If you are baking a pie recipe that requires par-baking the crust before adding the filling. You will need to line the pie dough with parchment paper or aluminum foil and fill that with pie weights, dried beans, or sugar.
Freeze the pie dough formed into the pie plate. Form a sheet of aluminum foil to the inside of the dough, fill the foil with granulated sugar, and spread it out to fill every nook and cranny.
The cooled toasted sugar can be used in any recipe to add delicious, complex flavor.
Blind bake pie crust as instructed in your recipe.
Tips for a Successful Pie Crust

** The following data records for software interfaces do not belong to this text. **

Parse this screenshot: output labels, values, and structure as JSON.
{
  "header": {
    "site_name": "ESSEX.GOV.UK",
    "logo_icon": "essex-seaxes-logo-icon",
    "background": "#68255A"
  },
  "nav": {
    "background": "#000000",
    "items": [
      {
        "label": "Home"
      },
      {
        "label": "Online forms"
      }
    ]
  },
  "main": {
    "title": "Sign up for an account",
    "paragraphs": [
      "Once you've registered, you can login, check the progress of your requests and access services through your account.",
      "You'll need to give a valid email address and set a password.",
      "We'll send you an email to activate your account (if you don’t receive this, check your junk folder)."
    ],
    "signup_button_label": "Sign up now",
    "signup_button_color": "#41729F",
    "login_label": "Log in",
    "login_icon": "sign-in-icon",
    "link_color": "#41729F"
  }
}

- Cold Ingredients such as butter and ice water. So chill the pie dough between every step. I have even placed it in the freezer for 10 to 15 minutes before baking.
- Add the water one tablespoon at a time. Too much water and the dough and you will need more flour resulting in a tough dough. With too little water, the dough will be dry and crumbly. This will result in the dough not coming together, and you won’t be able to roll it out properly.
- DO NOT OVERMIX. Overmixing will cause the gluten to develop and will result in a hard and dense crust.
- When kneading the dough to form a ball, don’t over-knead. If the dough feels crumbly, dampen your hands to add a little moisture. If it feels too sticky and wet, sprinkle a little flour over the dough and continue forming a ball.
- No food processor? Don’t worry. You can use a pastry blender to cut in the butter and then hand mix.
- Substitute some of the water for a couple of tablespoons of chilled vodka. The alcohol doesn’t promote gluten development in the dough, which helps the crust stay flaky.
- Up the sugar amount if you like a sweeter pie crust.
- Add other flavorings to the crust, such as fresh herbs, lemon zest, vanilla extract, or other extracts.
The pie dough can be refrigerated for up to 3 days, wrapped tightly. Set out at room temperature for 10-15 minutes before rolling out.
Pie crusts are great for freezing. Wrapped tightly in plastic wrap and then placed into a freezer safe bag for up to 3 months. Thaw in the refrigerator overnight. This recipe makes a double crust pie. If you only need one crust, freeze the other one for later use.
Pie Crust Recipe
- 2 1/2 cups All-purpose flour or pastry flour
- 1 cup Unsalted butter
- 1 tbsp Granulated sugar
- 1/2 tsp Kosher salt
- 5-6 tbsp Ice water (or half chilled vodka)
- In the bowl of a food processor combine the flour, sugar, and salt. Pulse a few times to mix. Add the cold butter pieces and pulse until the mixture looks like a coarse meal. With the processor on, gradually ice-cold water one tablespoon at a time and process until the dough begins to come together.2 1/2 cups All-purpose flour, 1 cup Unsalted butter, 1 tbsp Granulated sugar, 1/2 tsp Kosher salt, 5-6 tbsp Ice water
- Dump the dough onto a lightly floured surface and knead a few times until it comes together.Divide the dough in half. Shape each piece into a ball, then flatten each ball into a disk. Wrap each disk tightly in plastic wrap and refrigerate for at least one hour or up to 3 days.